Adler’s Grace Wolf-Chase seeks to connect public science participation with faith communities

Dr. Grace Wolf-Chase, astronomer and public advocate for citizen science and education, spoke to attendees at the Ecumenical Roundtable on Science, Technology and the Church held last month at the Lutheran Center Conference Center in Chicago (Churchwide offices of the Evangelical Lutheran Church in America).

Wolf-Chase told her story of coming out of her physics studies at Cornell University thinking that faith and science couldn’t mix. As a grad student at the University of Arizona she met a remarkable group of “brilliant people who were scientists and Christians.”

Today, she spends much of her time serving the public interest in science. She is a science consultant on the Clergy Letter project, affiliated faculty member of the Zygon Center for Religion and Science at the Lutheran School of Theology at Chicago, vice president for CASIRAS and on the steering committee of the Albertus Magnus Society at Dominican University in River Forest. Her astronomy research today focuses on protostars, protostellar outflows and the impact of outflows on the evolution of molecular clouds. She also widely promotes, through the Adler’s public education initiatives, the idea of citizen research or what is widely called citizen science.

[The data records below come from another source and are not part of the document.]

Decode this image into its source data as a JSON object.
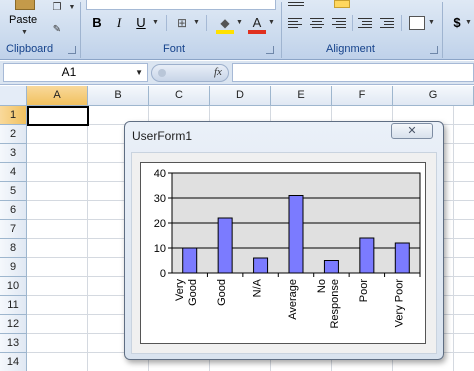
{
  "ribbon": {
    "clipboard": {
      "paste_label": "Paste",
      "group_label": "Clipboard"
    },
    "font": {
      "group_label": "Font",
      "bold": "B",
      "italic": "I",
      "underline": "U",
      "font_color_glyph": "A"
    },
    "alignment": {
      "group_label": "Alignment"
    },
    "number": {
      "currency_glyph": "$"
    }
  },
  "formula_bar": {
    "name_box_value": "A1",
    "fx_label": "fx",
    "formula_value": ""
  },
  "grid": {
    "columns": [
      "A",
      "B",
      "C",
      "D",
      "E",
      "F",
      "G"
    ],
    "rows": [
      "1",
      "2",
      "3",
      "4",
      "5",
      "6",
      "7",
      "8",
      "9",
      "10",
      "11",
      "12",
      "13",
      "14"
    ],
    "selected_cell": "A1"
  },
  "userform": {
    "title": "UserForm1",
    "close_glyph": "✕"
  },
  "chart_data": {
    "type": "bar",
    "categories": [
      "Very Good",
      "Good",
      "N/A",
      "Average",
      "No Response",
      "Poor",
      "Very Poor"
    ],
    "category_lines": [
      [
        "Very",
        "Good"
      ],
      [
        "Good"
      ],
      [
        "N/A"
      ],
      [
        "Average"
      ],
      [
        "No",
        "Response"
      ],
      [
        "Poor"
      ],
      [
        "Very Poor"
      ]
    ],
    "values": [
      10,
      22,
      6,
      31,
      5,
      14,
      12
    ],
    "ylim": [
      0,
      40
    ],
    "yticks": [
      "0",
      "10",
      "20",
      "30",
      "40"
    ],
    "grid": true,
    "bar_color": "#7b7bff",
    "plot_background": "#e0e0e0"
  },
  "colors": {
    "ribbon_text": "#15428b",
    "fill_yellow": "#ffe100",
    "font_red": "#e0301e"
  }
}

“There is a widespread perception that one must choose between science and faith,” she said. “This false choice has dire consequences, all of which are very bad for society.”

Many people are on the verge of hopelessness because they feel that science has taken away the mystery, she adds. Her response is to encourage young people of faith to consider STEM vocations.

“We need people who know how to speak many languages to help us address the many challenges we are facing to help others to become better stewards of creation,” she added.

In the mid-1990s there was an explosion of new data in astronomy thanks to the Hubble Deep Field. So far there have been 3,000 known exoplanets and 300 Earth-sized planets circling stars discovered.

It takes a big community to look at this big data, she said. Citizen scientists extend the reach of what professional scientists can accomplish. Via Zooniverse.org, the University of Oxford and Adler are leading the way for citizen research. More than 1.5 million people participate in one or more projects. There are 59 active projects. She also highlighted a unique citizen science e-pub for kids — Kidsfrontiersin.org.

Referring to the Latin word MIRA, which means ‘to wonder’, Wolf-Chase created an acronym to move the religion and science dialogue forward.

The first letter M — stands for the need to Move people away from the God of the gaps thinking that has plagued much of the early dialogue on faith and science. Secondly, there is a need to Initiate more partnerships between clergy, scientists and educators.  R stands for Reflect, which is what communities can do in coming together for the common good. Lastly, she advocates for all parties to Acknowledge limitations.

“We need a strong dose of humility,” she concluded. “All human models are subject to error and incompleteness.”